Please reproduce exactly, and only, the lines from the one with "What data populates" through the last line of the listing below, both ends included, leaving out the pictures.

[Information supplied Boundary: Start]

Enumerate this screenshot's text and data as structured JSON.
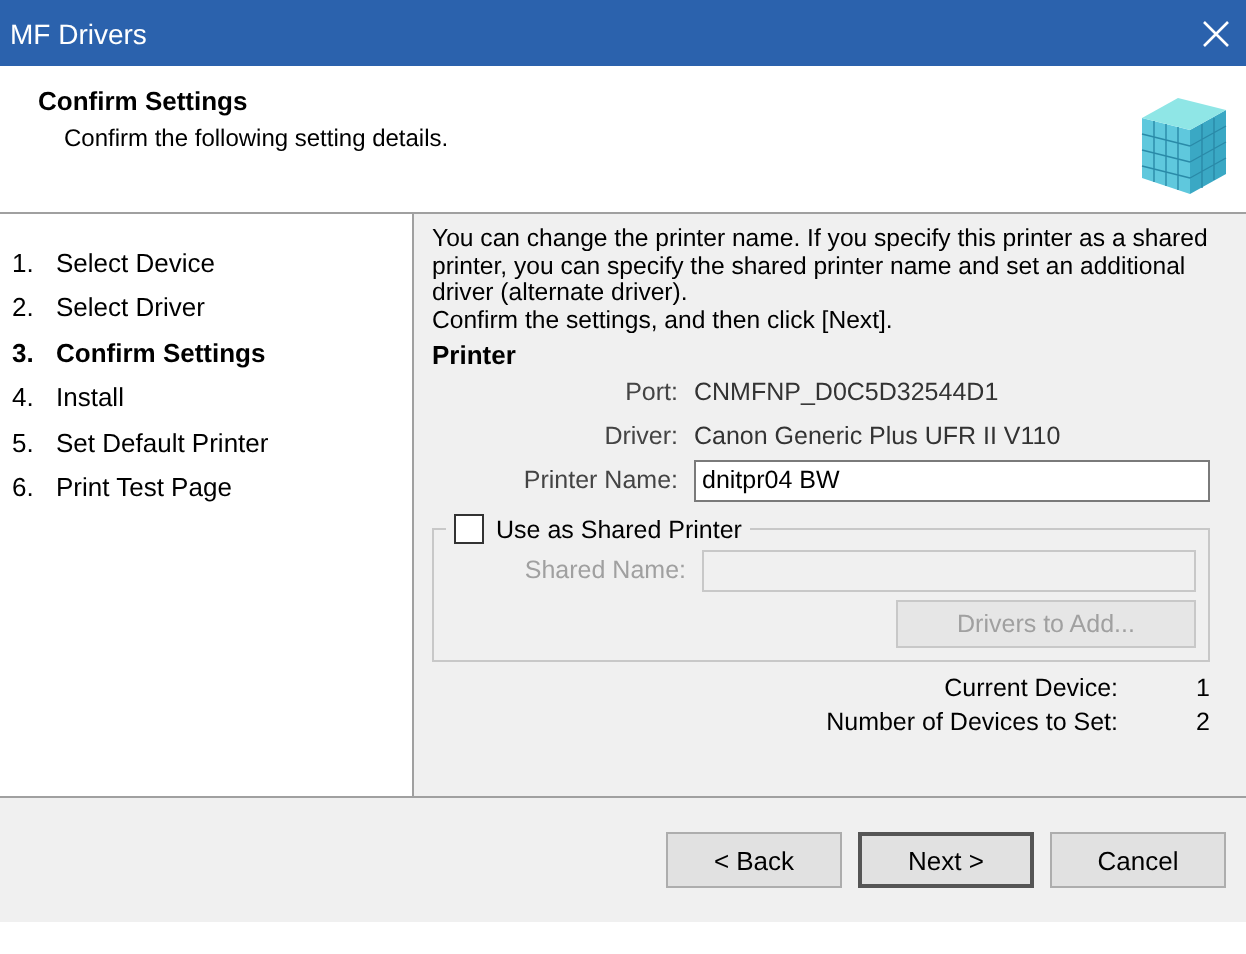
{
  "window": {
    "title": "MF Drivers"
  },
  "header": {
    "title": "Confirm Settings",
    "subtitle": "Confirm the following setting details."
  },
  "steps": [
    {
      "number": "1.",
      "label": "Select Device",
      "selected": false
    },
    {
      "number": "2.",
      "label": "Select Driver",
      "selected": false
    },
    {
      "number": "3.",
      "label": "Confirm Settings",
      "selected": true
    },
    {
      "number": "4.",
      "label": "Install",
      "selected": false
    },
    {
      "number": "5.",
      "label": "Set Default Printer",
      "selected": false
    },
    {
      "number": "6.",
      "label": "Print Test Page",
      "selected": false
    }
  ],
  "intro": [
    "You can change the printer name. If you specify this printer as a shared printer, you can specify the shared printer name and set an additional driver (alternate driver).",
    "Confirm the settings, and then click [Next]."
  ],
  "printer": {
    "heading": "Printer",
    "port_label": "Port:",
    "port": "CNMFNP_D0C5D32544D1",
    "driver_label": "Driver:",
    "driver": "Canon Generic Plus UFR II V110",
    "name_label": "Printer Name:",
    "name": "dnitpr04 BW"
  },
  "shared": {
    "label": "Use as Shared Printer",
    "checked": false,
    "name_label": "Shared Name:",
    "disabled": true,
    "drivers_button": "Drivers to Add..."
  },
  "counts": [
    {
      "label": "Current Device:",
      "value": "1"
    },
    {
      "label": "Number of Devices to Set:",
      "value": "2"
    }
  ],
  "buttons": [
    {
      "label": "< Back",
      "selected": false
    },
    {
      "label": "Next >",
      "selected": true
    },
    {
      "label": "Cancel",
      "selected": false
    }
  ]
}
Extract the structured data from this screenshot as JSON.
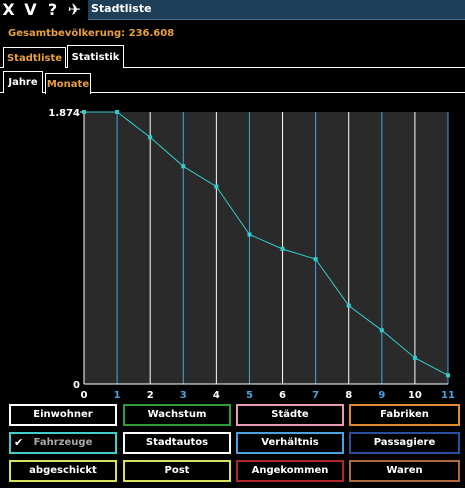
{
  "window": {
    "title": "Stadtliste"
  },
  "titlebar_buttons": [
    {
      "glyph": "X",
      "icon": "close-icon"
    },
    {
      "glyph": "V",
      "icon": "collapse-icon"
    },
    {
      "glyph": "?",
      "icon": "help-icon"
    },
    {
      "glyph": "✈",
      "icon": "pin-icon"
    }
  ],
  "population": {
    "text": "Gesamtbevölkerung: 236.608"
  },
  "tabs": {
    "main": [
      {
        "label": "Stadtliste",
        "active": false
      },
      {
        "label": "Statistik",
        "active": true
      }
    ],
    "sub": [
      {
        "label": "Jahre",
        "active": true
      },
      {
        "label": "Monate",
        "active": false
      }
    ]
  },
  "chart_data": {
    "type": "line",
    "x": [
      0,
      1,
      2,
      3,
      4,
      5,
      6,
      7,
      8,
      9,
      10,
      11
    ],
    "series": [
      {
        "values": [
          1874,
          1874,
          1700,
          1500,
          1360,
          1030,
          930,
          860,
          540,
          370,
          180,
          60
        ],
        "color": "#33cccc"
      }
    ],
    "ylim": [
      0,
      1874
    ],
    "yticks": [
      "1.874",
      "0"
    ],
    "xticks": [
      "0",
      "1",
      "2",
      "3",
      "4",
      "5",
      "6",
      "7",
      "8",
      "9",
      "10",
      "11"
    ],
    "xtick_colors": [
      "#ffffff",
      "#4aa3df",
      "#ffffff",
      "#4aa3df",
      "#ffffff",
      "#4aa3df",
      "#ffffff",
      "#4aa3df",
      "#ffffff",
      "#4aa3df",
      "#ffffff",
      "#4aa3df"
    ],
    "grid": true,
    "colors": {
      "background": "#2a2a2a",
      "axis": "#ffffff"
    }
  },
  "buttons": [
    [
      {
        "label": "Einwohner",
        "border": "#ffffff"
      },
      {
        "label": "Wachstum",
        "border": "#2e9a3a"
      },
      {
        "label": "Städte",
        "border": "#e89ab0"
      },
      {
        "label": "Fabriken",
        "border": "#e08a30"
      }
    ],
    [
      {
        "label": "Fahrzeuge",
        "border": "#44cccc",
        "checked": true,
        "color": "#aaaaaa",
        "check": "✔"
      },
      {
        "label": "Stadtautos",
        "border": "#ffffff"
      },
      {
        "label": "Verhältnis",
        "border": "#4aa3df"
      },
      {
        "label": "Passagiere",
        "border": "#2a4fa0"
      }
    ],
    [
      {
        "label": "abgeschickt",
        "border": "#d8e060"
      },
      {
        "label": "Post",
        "border": "#d8e060"
      },
      {
        "label": "Angekommen",
        "border": "#b0282a"
      },
      {
        "label": "Waren",
        "border": "#b06a40"
      }
    ]
  ]
}
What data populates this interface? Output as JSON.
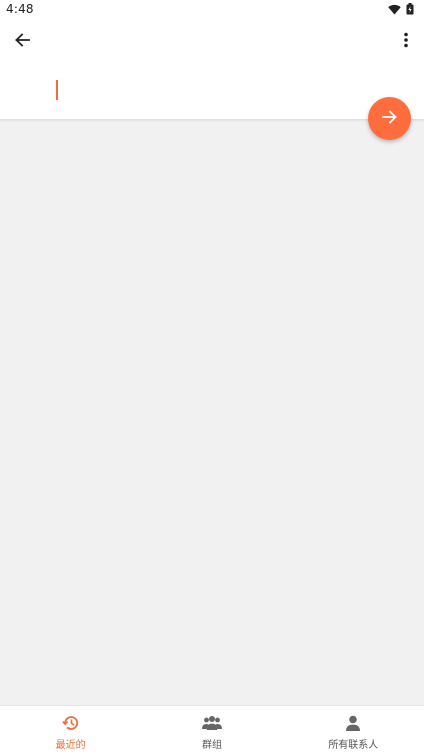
{
  "status_bar": {
    "time": "4:48",
    "icons": [
      "wifi-icon",
      "battery-icon"
    ]
  },
  "toolbar": {
    "back_icon": "arrow-left-icon",
    "menu_icon": "more-vert-icon"
  },
  "input": {
    "value": "",
    "placeholder": ""
  },
  "fab": {
    "icon": "arrow-right-icon",
    "color": "#ff6d3f"
  },
  "bottom_nav": {
    "tabs": [
      {
        "label": "最近的",
        "icon": "history-icon",
        "active": true
      },
      {
        "label": "群组",
        "icon": "group-icon",
        "active": false
      },
      {
        "label": "所有联系人",
        "icon": "person-icon",
        "active": false
      }
    ]
  },
  "colors": {
    "accent": "#f26b3a",
    "background": "#f1f1f1",
    "surface": "#ffffff",
    "inactive_icon": "#666666"
  }
}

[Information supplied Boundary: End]

Response area
What data populates this interface? Output as JSON.
{
  "status_bar": {
    "time": "4:48",
    "icons": [
      "wifi-icon",
      "battery-icon"
    ]
  },
  "toolbar": {
    "back_icon": "arrow-left-icon",
    "menu_icon": "more-vert-icon"
  },
  "input": {
    "value": "",
    "placeholder": ""
  },
  "fab": {
    "icon": "arrow-right-icon",
    "color": "#ff6d3f"
  },
  "bottom_nav": {
    "tabs": [
      {
        "label": "最近的",
        "icon": "history-icon",
        "active": true
      },
      {
        "label": "群组",
        "icon": "group-icon",
        "active": false
      },
      {
        "label": "所有联系人",
        "icon": "person-icon",
        "active": false
      }
    ]
  },
  "colors": {
    "accent": "#f26b3a",
    "background": "#f1f1f1",
    "surface": "#ffffff",
    "inactive_icon": "#666666"
  }
}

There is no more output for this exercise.